     /  June 13, 2011


    If you want to see what happens when you delay street maintenance to save money just drive around Durham for a few hours. When the new City Manager arrived at his first press conference a few years ago he apologized for the delay and explained that it was due to having to navigate the worst streets he had ever seen. And Durham just passed a $20 million bond issue to do the street maintenance that should have been done all along out of their operating budgets.

    I haven’t looked to see whether that $62,000 could have been moved out of street maintenance/repaving without any significant impact upon the results. But when you start thinking that routine maintenance can be put off for “just another year or two” it often becomes three or four and before you know it you’re in a Durham-like situation. Spot repairs can go only so far in maintaining the overall integrity of a street and its sub-structure.

  2. Nancy Oates

     /  June 13, 2011

    I grew up in Iowa, a state that needs no “Welcome” sign. Drivers can tell immediately when they’ve crossed into Iowa because of the poor roads. So I’m well aware of the dangers of postponing maintenance too long. But putting off resurfacing for one year is not the same as putting it off for three or four years. Some of the streets on the list are cul-de-sacs, so they aren’t high-traffic, high-priority streets. And if we have only a limited amount of resources, this would be a fairly painless way of coming up with that extra $62,000.

  3. Scott Maitland

     /  June 13, 2011

    Wait… want to visually inspect streets to make sure they really need resurfacing? What kind of common sense, easy to do, low cost solution is that? 😉

    Thanks for pointing out a great way to save money………..

  4. Mark Marcoplos

     /  June 13, 2011

    Another aspect of this is the passive way that governments typically deal with decrees from above. Orange County says suck it up and pay the landfill fees we authorized without your input.
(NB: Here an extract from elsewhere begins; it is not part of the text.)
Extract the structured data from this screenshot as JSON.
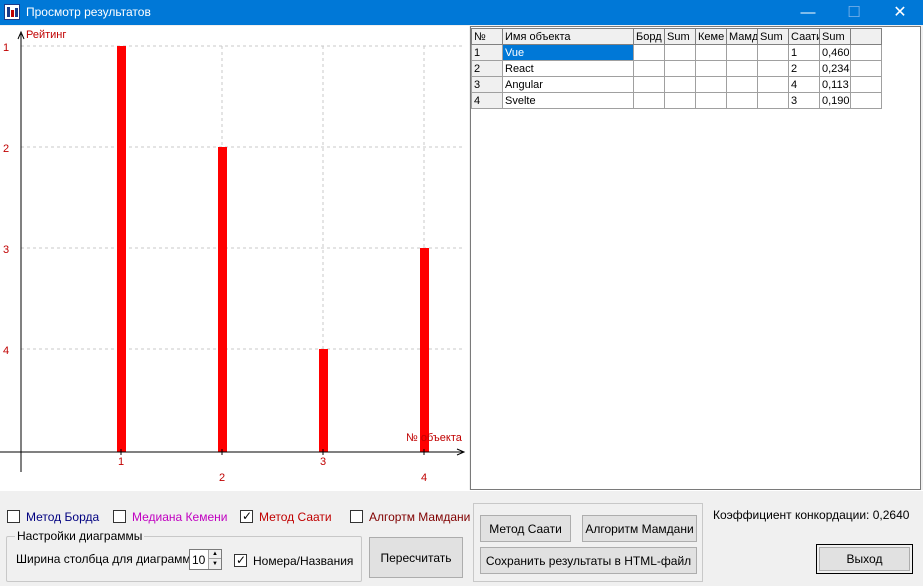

The state says suck it up and make do without educational funding. The feds say that bombing Libya, Afghanistan, Pakistan, Yemen, and Iraq are no-brainers for profligate spending so make do without transportation, education, and health funding.
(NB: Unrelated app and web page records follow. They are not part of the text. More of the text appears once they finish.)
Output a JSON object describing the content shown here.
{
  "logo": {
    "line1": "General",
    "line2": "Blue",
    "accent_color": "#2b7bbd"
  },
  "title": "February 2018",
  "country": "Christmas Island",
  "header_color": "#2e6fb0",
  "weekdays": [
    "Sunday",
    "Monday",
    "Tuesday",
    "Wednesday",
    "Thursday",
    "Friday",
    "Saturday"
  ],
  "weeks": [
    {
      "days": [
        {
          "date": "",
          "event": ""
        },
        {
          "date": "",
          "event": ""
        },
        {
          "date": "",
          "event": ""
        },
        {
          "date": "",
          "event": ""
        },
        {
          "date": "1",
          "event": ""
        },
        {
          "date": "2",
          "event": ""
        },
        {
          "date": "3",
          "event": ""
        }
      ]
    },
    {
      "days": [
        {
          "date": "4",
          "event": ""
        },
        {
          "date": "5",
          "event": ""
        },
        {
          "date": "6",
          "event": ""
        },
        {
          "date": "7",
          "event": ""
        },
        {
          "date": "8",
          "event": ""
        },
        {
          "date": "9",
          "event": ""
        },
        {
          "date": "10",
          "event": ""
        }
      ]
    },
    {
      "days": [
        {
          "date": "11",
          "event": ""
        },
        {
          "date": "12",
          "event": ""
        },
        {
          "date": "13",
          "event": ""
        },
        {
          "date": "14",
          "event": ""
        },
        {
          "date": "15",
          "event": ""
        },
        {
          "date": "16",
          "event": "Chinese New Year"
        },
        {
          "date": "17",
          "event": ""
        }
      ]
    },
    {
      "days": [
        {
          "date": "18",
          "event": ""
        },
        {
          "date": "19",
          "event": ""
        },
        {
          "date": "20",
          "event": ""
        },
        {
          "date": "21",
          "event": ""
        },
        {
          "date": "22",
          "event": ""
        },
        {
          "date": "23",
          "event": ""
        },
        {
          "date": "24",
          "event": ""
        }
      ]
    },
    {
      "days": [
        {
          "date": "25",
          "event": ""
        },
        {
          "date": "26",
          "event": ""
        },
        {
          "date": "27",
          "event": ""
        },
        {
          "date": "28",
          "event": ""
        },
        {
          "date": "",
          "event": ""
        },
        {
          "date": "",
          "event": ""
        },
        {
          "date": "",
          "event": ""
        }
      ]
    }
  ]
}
    At what point do we as citizens demand that enough is enough and we are the actual citizens of this so-called democracy? Our local governments act like the abused children of alcoholic parents and give in to whatever demands/thefts are imposed upon us from above. It’s our tax money – from local to federal – and we shouldn’t have to start fighting over increasingly smaller table scraps to meet the needs of our communities.